There's definitely a cost associated with making sure that your userspace behaves itself in a wakelock-free environment, although there are associated benefits. Assuming a well-behaved userland and kernel, taking a wakelock should be approximately a zero-cost operation as far as power budget goes. But Android's userland and kernel don't seem well behaved. Running powertop on my Nexus One (screen off) shows over 100 wakeups per second. Some of that's because I've got USB connected and some of that's because it's monitoring the battery charging, but there's also bits of userspace doing stuff and active filesystem threads and it's all a bit of a mess. The result of this is that any Android app taking a wakelock pretty much instantly halves your battery life, even if that app doesn't do anything.
So while there's engineering cost involved in reworking some portions of userspace, there's also a measurable engineering benefit in doing so even if you have wakelocks. The market hasn't really been given an opportunity to decide whether or not that's important yet.

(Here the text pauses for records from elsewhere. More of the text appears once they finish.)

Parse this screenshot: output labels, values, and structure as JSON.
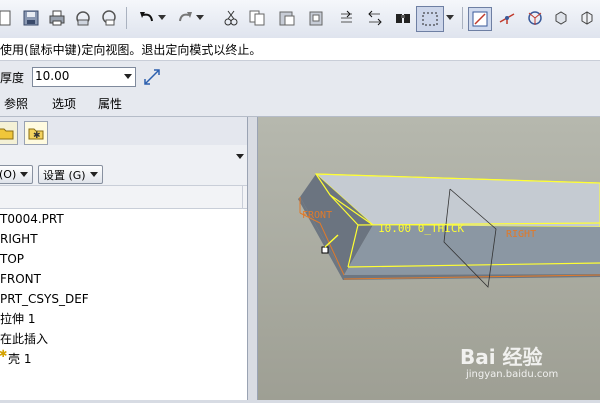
{
  "message": "使用(鼠标中键)定向视图。退出定向模式以终止。",
  "dashboard": {
    "thickness_label": "厚度",
    "thickness_value": "10.00",
    "tabs": [
      "参照",
      "选项",
      "属性"
    ]
  },
  "left_panel": {
    "show_button": "(O)",
    "settings_button": "设置 (G)",
    "tree": [
      "T0004.PRT",
      "RIGHT",
      "TOP",
      "FRONT",
      "PRT_CSYS_DEF",
      "拉伸 1",
      "在此插入",
      "壳 1"
    ]
  },
  "viewport": {
    "label_front": "FRONT",
    "dimension": "10.00 0_THICK",
    "label_right": "RIGHT"
  },
  "watermark": {
    "brand": "Bai 经验",
    "url": "jingyan.baidu.com"
  },
  "colors": {
    "highlight": "#ffff33",
    "datum": "#e07a2a",
    "model": "#8b97a3"
  },
  "icons": [
    "undo-icon",
    "redo-icon",
    "cut-icon",
    "copy-icon",
    "paste-icon",
    "regenerate-icon",
    "find-icon",
    "select-box-icon",
    "plane-display-icon",
    "axis-display-icon",
    "csys-display-icon",
    "view-icon"
  ]
}
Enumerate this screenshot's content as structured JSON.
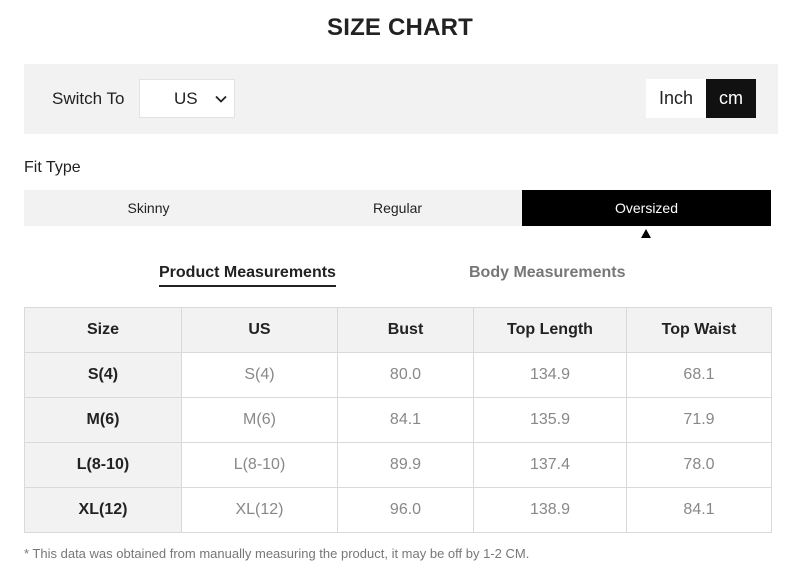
{
  "title": "SIZE CHART",
  "switch": {
    "label": "Switch To",
    "region_value": "US",
    "units": [
      {
        "label": "Inch",
        "active": false
      },
      {
        "label": "cm",
        "active": true
      }
    ]
  },
  "fit": {
    "label": "Fit Type",
    "options": [
      {
        "label": "Skinny",
        "active": false
      },
      {
        "label": "Regular",
        "active": false
      },
      {
        "label": "Oversized",
        "active": true
      }
    ]
  },
  "measure_tabs": {
    "product": "Product Measurements",
    "body": "Body Measurements",
    "active": "product"
  },
  "table": {
    "headers": [
      "Size",
      "US",
      "Bust",
      "Top Length",
      "Top Waist"
    ],
    "rows": [
      [
        "S(4)",
        "S(4)",
        "80.0",
        "134.9",
        "68.1"
      ],
      [
        "M(6)",
        "M(6)",
        "84.1",
        "135.9",
        "71.9"
      ],
      [
        "L(8-10)",
        "L(8-10)",
        "89.9",
        "137.4",
        "78.0"
      ],
      [
        "XL(12)",
        "XL(12)",
        "96.0",
        "138.9",
        "84.1"
      ]
    ]
  },
  "footnote": "* This data was obtained from manually measuring the product, it may be off by 1-2 CM.",
  "colors": {
    "active_bg": "#000000",
    "panel_bg": "#f2f2f2",
    "border": "#d9d9d9"
  }
}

(There's technical mechanisms to force userspace to behave without wakelocks, as long as you can assume a userspace that isn't actually pathological. The engineering involved is probably still fairly minimal. They're also undemonstrated, which is more of a problem. I should really get round to trying to prototype that)